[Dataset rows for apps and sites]

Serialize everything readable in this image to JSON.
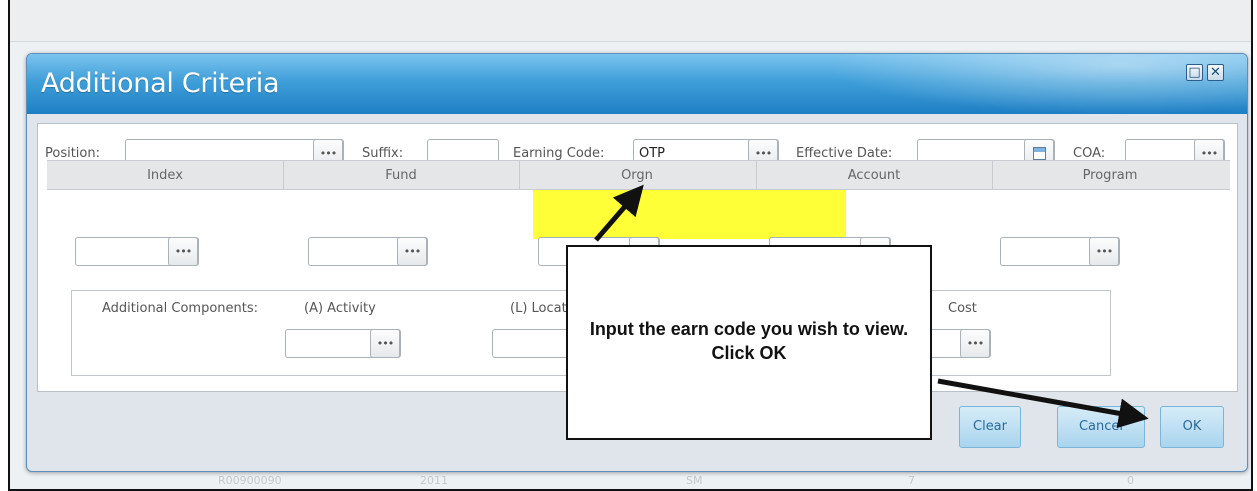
{
  "dialog": {
    "title": "Additional Criteria"
  },
  "criteria": {
    "position_label": "Position:",
    "position_value": "",
    "suffix_label": "Suffix:",
    "suffix_value": "",
    "earning_code_label": "Earning Code:",
    "earning_code_value": "OTP",
    "effective_date_label": "Effective Date:",
    "effective_date_value": "",
    "coa_label": "COA:",
    "coa_value": ""
  },
  "grid": {
    "columns": [
      "Index",
      "Fund",
      "Orgn",
      "Account",
      "Program"
    ]
  },
  "components": {
    "label": "Additional Components:",
    "activity_label": "(A) Activity",
    "location_label": "(L) Location",
    "cost_label": "Cost"
  },
  "buttons": {
    "clear": "Clear",
    "cancel": "Cancel",
    "ok": "OK"
  },
  "annotation": {
    "text": "Input the earn code you wish to view.  Click OK"
  },
  "background_row": [
    "R00900090",
    "2011",
    "SM",
    "7",
    "0"
  ],
  "colors": {
    "title_bar": "#3f9fd9",
    "highlight": "#ffff00",
    "button": "#a9d4ee"
  }
}
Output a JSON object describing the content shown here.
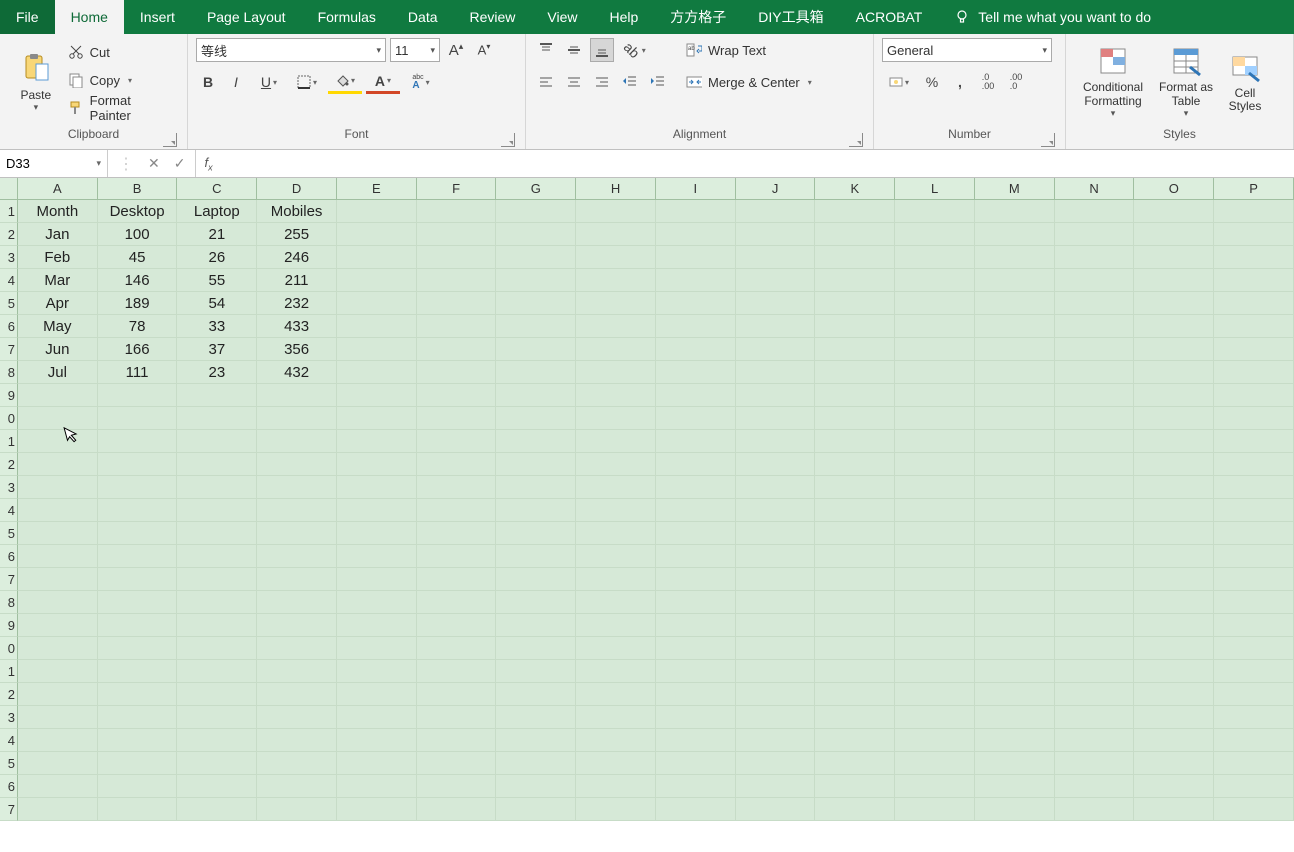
{
  "tabs": {
    "file": "File",
    "home": "Home",
    "insert": "Insert",
    "pageLayout": "Page Layout",
    "formulas": "Formulas",
    "data": "Data",
    "review": "Review",
    "view": "View",
    "help": "Help",
    "ffgz": "方方格子",
    "diy": "DIY工具箱",
    "acrobat": "ACROBAT",
    "tellme": "Tell me what you want to do"
  },
  "ribbon": {
    "clipboard": {
      "label": "Clipboard",
      "paste": "Paste",
      "cut": "Cut",
      "copy": "Copy",
      "formatPainter": "Format Painter"
    },
    "font": {
      "label": "Font",
      "name": "等线",
      "size": "11"
    },
    "alignment": {
      "label": "Alignment",
      "wrapText": "Wrap Text",
      "mergeCenter": "Merge & Center"
    },
    "number": {
      "label": "Number",
      "format": "General"
    },
    "styles": {
      "label": "Styles",
      "conditional": "Conditional Formatting",
      "formatAs": "Format as Table",
      "cellStyles": "Cell Styles"
    }
  },
  "formulaBar": {
    "nameBox": "D33",
    "formula": ""
  },
  "grid": {
    "columnLetters": [
      "A",
      "B",
      "C",
      "D",
      "E",
      "F",
      "G",
      "H",
      "I",
      "J",
      "K",
      "L",
      "M",
      "N",
      "O",
      "P"
    ],
    "rowNumbers": [
      "1",
      "2",
      "3",
      "4",
      "5",
      "6",
      "7",
      "8",
      "9",
      "0",
      "1",
      "2",
      "3",
      "4",
      "5",
      "6",
      "7",
      "8",
      "9",
      "0",
      "1",
      "2",
      "3",
      "4",
      "5",
      "6",
      "7"
    ],
    "headers": [
      "Month",
      "Desktop",
      "Laptop",
      "Mobiles"
    ],
    "data": [
      [
        "Jan",
        "100",
        "21",
        "255"
      ],
      [
        "Feb",
        "45",
        "26",
        "246"
      ],
      [
        "Mar",
        "146",
        "55",
        "211"
      ],
      [
        "Apr",
        "189",
        "54",
        "232"
      ],
      [
        "May",
        "78",
        "33",
        "433"
      ],
      [
        "Jun",
        "166",
        "37",
        "356"
      ],
      [
        "Jul",
        "111",
        "23",
        "432"
      ]
    ]
  }
}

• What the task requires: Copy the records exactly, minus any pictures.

• Finished task:
Serialize everything readable in this image to JSON.
{
  "dialog": {
    "title": "Additional Criteria"
  },
  "criteria": {
    "position_label": "Position:",
    "position_value": "",
    "suffix_label": "Suffix:",
    "suffix_value": "",
    "earning_code_label": "Earning Code:",
    "earning_code_value": "OTP",
    "effective_date_label": "Effective Date:",
    "effective_date_value": "",
    "coa_label": "COA:",
    "coa_value": ""
  },
  "grid": {
    "columns": [
      "Index",
      "Fund",
      "Orgn",
      "Account",
      "Program"
    ]
  },
  "components": {
    "label": "Additional Components:",
    "activity_label": "(A) Activity",
    "location_label": "(L) Location",
    "cost_label": "Cost"
  },
  "buttons": {
    "clear": "Clear",
    "cancel": "Cancel",
    "ok": "OK"
  },
  "annotation": {
    "text": "Input the earn code you wish to view.  Click OK"
  },
  "background_row": [
    "R00900090",
    "2011",
    "SM",
    "7",
    "0"
  ],
  "colors": {
    "title_bar": "#3f9fd9",
    "highlight": "#ffff00",
    "button": "#a9d4ee"
  }
}
Output a JSON object describing the content shown here.
{
  "tabs": {
    "file": "File",
    "home": "Home",
    "insert": "Insert",
    "pageLayout": "Page Layout",
    "formulas": "Formulas",
    "data": "Data",
    "review": "Review",
    "view": "View",
    "help": "Help",
    "ffgz": "方方格子",
    "diy": "DIY工具箱",
    "acrobat": "ACROBAT",
    "tellme": "Tell me what you want to do"
  },
  "ribbon": {
    "clipboard": {
      "label": "Clipboard",
      "paste": "Paste",
      "cut": "Cut",
      "copy": "Copy",
      "formatPainter": "Format Painter"
    },
    "font": {
      "label": "Font",
      "name": "等线",
      "size": "11"
    },
    "alignment": {
      "label": "Alignment",
      "wrapText": "Wrap Text",
      "mergeCenter": "Merge & Center"
    },
    "number": {
      "label": "Number",
      "format": "General"
    },
    "styles": {
      "label": "Styles",
      "conditional": "Conditional Formatting",
      "formatAs": "Format as Table",
      "cellStyles": "Cell Styles"
    }
  },
  "formulaBar": {
    "nameBox": "D33",
    "formula": ""
  },
  "grid": {
    "columnLetters": [
      "A",
      "B",
      "C",
      "D",
      "E",
      "F",
      "G",
      "H",
      "I",
      "J",
      "K",
      "L",
      "M",
      "N",
      "O",
      "P"
    ],
    "rowNumbers": [
      "1",
      "2",
      "3",
      "4",
      "5",
      "6",
      "7",
      "8",
      "9",
      "0",
      "1",
      "2",
      "3",
      "4",
      "5",
      "6",
      "7",
      "8",
      "9",
      "0",
      "1",
      "2",
      "3",
      "4",
      "5",
      "6",
      "7"
    ],
    "headers": [
      "Month",
      "Desktop",
      "Laptop",
      "Mobiles"
    ],
    "data": [
      [
        "Jan",
        "100",
        "21",
        "255"
      ],
      [
        "Feb",
        "45",
        "26",
        "246"
      ],
      [
        "Mar",
        "146",
        "55",
        "211"
      ],
      [
        "Apr",
        "189",
        "54",
        "232"
      ],
      [
        "May",
        "78",
        "33",
        "433"
      ],
      [
        "Jun",
        "166",
        "37",
        "356"
      ],
      [
        "Jul",
        "111",
        "23",
        "432"
      ]
    ]
  }
}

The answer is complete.